A good book on UNIX systems administration should help. (I suggest Essential Systems Administration from O'Reilly and Associates.) You will pick these things up as time goes by. You should read various other Linux HOWTOs, such as the NET-3-HOWTO and Printing-HOWTO, for information on other configuration tasks.
LILO is a boot loader, which can be used to select either Linux, MS-DOS, or some other operating system at boot time. Chances are your distribution automatically configured LILO for you during the installation phase (unless you're using OS/2, this is what you should have done). If so, you can skip the rest of this section.
If you installed LILO as the primary boot loader, it will handle the first-stage booting process for all operating systems on your drive. This works well if MS-DOS is the only other operating system that you have installed. However, you might be running OS/2, which has its own Boot Manager. In this case, you want OS/2's Boot Manager to be the primary boot loader, and use LILO just to boot Linux (as the secondary boot loader).
An important gotcha for people using EIDE systems: due to a BIOS limitation, your boot sectors for any OS have to live on one of the first two physical disks. Otherwise LILO will hang after writing "LI", no matter where you run it from.
If you have to configure LILO manually, this will involve editing the file /etc/lilo.conf. Below we present an example of a LILO configuration file, where the Linux root partition is on /dev/hda2, and MS-DOS is installed on /dev/hdb1 (on the second hard drive).
Once you have edited the /etc/lilo.conf file, run /sbin/lilo as root. This will install LILO on your drive. Note that you must rerun /sbin/lilo anytime that you recompile your kernel in order to point the boot loader at it properly (something that you don't need to worry about just now, but keep it in mind).
Note how we use the append option in /etc/lilo.conf to specify boot parameters as we did when booting the bootdisk.
You can now reboot your system from the hard drive. By default LILO will boot the operating system listed first in the configuration file, which in this case is Linux. In order to bring up a boot menu, in order to select another operating system, hold down shift or ctrl while the system boots; you should see a prompt such as

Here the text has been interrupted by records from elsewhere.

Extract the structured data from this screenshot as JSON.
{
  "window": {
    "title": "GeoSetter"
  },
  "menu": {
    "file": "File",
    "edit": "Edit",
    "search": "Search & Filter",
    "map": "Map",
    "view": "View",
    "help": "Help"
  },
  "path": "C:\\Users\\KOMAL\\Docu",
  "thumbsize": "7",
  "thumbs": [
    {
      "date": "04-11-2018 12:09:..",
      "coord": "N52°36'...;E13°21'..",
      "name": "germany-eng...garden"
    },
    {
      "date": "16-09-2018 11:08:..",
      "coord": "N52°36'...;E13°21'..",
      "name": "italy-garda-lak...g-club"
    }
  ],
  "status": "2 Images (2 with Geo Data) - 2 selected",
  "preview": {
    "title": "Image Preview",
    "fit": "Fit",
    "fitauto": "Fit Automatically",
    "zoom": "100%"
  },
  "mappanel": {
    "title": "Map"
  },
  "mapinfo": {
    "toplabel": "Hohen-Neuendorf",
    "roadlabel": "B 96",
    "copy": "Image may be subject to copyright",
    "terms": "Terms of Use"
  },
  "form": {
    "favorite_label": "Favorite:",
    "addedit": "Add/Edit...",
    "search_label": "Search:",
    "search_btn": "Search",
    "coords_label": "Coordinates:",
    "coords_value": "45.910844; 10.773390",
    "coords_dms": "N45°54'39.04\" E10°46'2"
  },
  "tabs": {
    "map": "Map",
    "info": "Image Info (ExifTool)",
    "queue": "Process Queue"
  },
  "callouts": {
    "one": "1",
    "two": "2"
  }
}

Here, enter either the name of the operating system to boot (given by the label line in the configuration file; in this case, either linux or msdos), or press tab to get a list.
Now let's say that you want to use LILO as the secondary boot loader; if you want to boot Linux from OS/2's Boot Manager, for example. In order to boot a Linux partition from OS/2 Boot Manager, unfortunately, you must create the partition using OS/2's FDISK (not Linux's), and format the partition as FAT or HPFS, so that OS/2 knows about it. (That's IBM for you.)
In order to have LILO boot Linux from OS/2 Boot Manager, you only want to install LILO on your Linux root filesystem (in the above example, /dev/hda2). In this case, your LILO config file should look something like:
Note the change in the boot line. After running /sbin/lilo you should be able to add the Linux partition to Boot Manager. This mechanism should work for boot loaders used by other operating systems as well.